━━━ ENTRIES SUPPLIED
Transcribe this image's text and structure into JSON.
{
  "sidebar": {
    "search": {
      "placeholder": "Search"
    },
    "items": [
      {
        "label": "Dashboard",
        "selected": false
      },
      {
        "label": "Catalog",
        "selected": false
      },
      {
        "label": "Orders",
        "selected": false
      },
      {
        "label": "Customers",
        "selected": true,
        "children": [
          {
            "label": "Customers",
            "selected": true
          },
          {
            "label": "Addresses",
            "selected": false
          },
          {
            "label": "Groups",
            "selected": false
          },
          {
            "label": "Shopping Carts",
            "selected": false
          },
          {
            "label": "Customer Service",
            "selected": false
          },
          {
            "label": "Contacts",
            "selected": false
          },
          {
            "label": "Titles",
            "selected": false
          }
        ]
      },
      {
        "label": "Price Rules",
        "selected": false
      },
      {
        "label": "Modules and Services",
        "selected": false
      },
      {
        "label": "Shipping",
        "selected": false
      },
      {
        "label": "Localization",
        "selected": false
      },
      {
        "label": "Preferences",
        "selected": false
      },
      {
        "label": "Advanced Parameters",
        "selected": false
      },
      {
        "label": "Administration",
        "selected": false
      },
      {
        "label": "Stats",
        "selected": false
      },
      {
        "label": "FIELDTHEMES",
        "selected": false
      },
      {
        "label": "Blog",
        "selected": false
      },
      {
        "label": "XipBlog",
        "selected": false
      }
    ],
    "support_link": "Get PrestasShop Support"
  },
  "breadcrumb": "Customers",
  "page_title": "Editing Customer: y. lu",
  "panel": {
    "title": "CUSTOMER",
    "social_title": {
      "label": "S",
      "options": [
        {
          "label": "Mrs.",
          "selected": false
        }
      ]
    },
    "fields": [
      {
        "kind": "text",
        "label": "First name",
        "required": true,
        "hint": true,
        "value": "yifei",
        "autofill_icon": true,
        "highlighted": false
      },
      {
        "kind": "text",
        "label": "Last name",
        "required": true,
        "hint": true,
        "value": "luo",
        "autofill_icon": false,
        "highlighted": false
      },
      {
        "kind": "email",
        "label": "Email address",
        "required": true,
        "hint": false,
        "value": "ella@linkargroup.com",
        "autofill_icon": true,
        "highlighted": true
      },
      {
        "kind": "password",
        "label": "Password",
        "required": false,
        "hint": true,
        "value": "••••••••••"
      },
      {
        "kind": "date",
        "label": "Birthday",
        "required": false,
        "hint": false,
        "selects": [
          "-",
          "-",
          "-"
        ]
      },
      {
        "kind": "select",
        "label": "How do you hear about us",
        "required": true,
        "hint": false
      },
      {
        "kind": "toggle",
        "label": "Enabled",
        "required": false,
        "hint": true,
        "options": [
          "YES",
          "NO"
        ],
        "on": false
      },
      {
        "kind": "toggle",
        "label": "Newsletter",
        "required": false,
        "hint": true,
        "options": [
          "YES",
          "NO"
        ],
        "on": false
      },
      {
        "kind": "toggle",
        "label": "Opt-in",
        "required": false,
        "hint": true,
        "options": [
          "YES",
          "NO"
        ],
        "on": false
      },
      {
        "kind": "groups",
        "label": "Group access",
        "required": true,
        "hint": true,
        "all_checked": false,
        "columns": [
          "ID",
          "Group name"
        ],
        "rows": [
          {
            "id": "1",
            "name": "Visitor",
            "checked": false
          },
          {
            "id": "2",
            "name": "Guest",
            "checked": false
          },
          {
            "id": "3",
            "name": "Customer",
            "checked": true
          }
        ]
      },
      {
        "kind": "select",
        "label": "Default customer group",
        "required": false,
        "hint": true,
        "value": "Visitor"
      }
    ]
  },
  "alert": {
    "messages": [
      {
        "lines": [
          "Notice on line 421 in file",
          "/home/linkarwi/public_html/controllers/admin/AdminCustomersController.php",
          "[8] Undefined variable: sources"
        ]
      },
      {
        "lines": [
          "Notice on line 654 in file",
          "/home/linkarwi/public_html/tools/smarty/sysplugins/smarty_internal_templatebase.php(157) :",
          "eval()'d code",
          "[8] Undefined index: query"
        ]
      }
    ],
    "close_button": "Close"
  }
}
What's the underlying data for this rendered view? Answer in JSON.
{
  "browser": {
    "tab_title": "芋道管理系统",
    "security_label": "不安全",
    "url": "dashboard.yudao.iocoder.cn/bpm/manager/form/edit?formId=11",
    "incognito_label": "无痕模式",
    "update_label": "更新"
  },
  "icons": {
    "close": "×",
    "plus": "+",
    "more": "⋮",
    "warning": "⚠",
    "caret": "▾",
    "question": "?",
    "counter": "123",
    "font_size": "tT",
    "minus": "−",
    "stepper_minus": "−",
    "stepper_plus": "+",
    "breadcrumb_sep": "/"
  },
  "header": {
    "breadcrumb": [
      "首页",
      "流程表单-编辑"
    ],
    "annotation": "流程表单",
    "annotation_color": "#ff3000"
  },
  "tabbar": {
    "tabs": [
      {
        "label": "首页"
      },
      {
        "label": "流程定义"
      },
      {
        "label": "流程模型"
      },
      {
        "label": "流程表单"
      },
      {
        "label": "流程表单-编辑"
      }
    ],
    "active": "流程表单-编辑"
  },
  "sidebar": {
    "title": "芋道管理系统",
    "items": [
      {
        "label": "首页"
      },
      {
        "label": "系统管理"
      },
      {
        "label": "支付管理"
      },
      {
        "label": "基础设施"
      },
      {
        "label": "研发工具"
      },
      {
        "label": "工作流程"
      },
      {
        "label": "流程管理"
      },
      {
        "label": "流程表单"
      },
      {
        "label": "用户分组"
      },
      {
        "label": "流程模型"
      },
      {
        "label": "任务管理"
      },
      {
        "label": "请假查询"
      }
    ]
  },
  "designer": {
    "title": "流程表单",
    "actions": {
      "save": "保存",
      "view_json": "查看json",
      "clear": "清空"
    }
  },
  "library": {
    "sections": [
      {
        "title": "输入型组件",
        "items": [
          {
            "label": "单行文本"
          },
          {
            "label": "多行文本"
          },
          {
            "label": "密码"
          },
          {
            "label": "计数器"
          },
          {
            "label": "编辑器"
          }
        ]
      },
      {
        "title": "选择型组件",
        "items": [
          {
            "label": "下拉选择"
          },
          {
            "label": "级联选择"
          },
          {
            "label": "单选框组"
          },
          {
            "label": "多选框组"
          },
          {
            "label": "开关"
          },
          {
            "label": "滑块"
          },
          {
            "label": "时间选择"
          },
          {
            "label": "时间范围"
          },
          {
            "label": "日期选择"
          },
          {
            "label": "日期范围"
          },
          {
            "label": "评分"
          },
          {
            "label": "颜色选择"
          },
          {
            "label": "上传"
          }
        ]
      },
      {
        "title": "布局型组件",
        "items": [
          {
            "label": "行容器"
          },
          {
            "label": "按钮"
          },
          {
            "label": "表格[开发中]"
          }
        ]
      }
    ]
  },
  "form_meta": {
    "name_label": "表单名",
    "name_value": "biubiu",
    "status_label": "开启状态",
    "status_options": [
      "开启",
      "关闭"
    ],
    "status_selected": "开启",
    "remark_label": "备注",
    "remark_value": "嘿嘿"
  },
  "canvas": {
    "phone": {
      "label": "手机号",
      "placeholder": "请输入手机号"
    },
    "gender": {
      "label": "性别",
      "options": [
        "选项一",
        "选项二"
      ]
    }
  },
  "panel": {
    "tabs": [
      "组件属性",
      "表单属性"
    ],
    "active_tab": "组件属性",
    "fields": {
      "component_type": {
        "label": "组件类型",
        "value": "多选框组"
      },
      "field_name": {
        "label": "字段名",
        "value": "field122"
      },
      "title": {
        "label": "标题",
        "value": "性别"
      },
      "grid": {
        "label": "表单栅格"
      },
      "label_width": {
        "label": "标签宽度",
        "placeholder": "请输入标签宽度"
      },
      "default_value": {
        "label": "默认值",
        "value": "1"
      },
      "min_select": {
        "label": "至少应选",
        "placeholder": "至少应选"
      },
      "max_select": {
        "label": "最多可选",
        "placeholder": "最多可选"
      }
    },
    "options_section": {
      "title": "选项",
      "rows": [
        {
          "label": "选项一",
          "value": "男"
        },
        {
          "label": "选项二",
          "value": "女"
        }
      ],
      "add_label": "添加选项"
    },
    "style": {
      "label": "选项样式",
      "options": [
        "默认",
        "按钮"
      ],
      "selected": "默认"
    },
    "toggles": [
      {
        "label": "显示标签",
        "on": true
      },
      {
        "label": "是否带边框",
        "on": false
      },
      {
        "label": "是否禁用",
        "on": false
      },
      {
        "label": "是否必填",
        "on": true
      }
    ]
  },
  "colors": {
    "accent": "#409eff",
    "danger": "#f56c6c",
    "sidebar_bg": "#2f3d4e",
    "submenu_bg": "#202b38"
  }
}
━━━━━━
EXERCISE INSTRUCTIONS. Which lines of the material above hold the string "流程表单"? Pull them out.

EXERCISE RESPONSE.
      "流程表单-编辑"
    "annotation": "流程表单",
        "label": "流程表单"
        "label": "流程表单-编辑"
    "active": "流程表单-编辑"
        "label": "流程表单"
    "title": "流程表单",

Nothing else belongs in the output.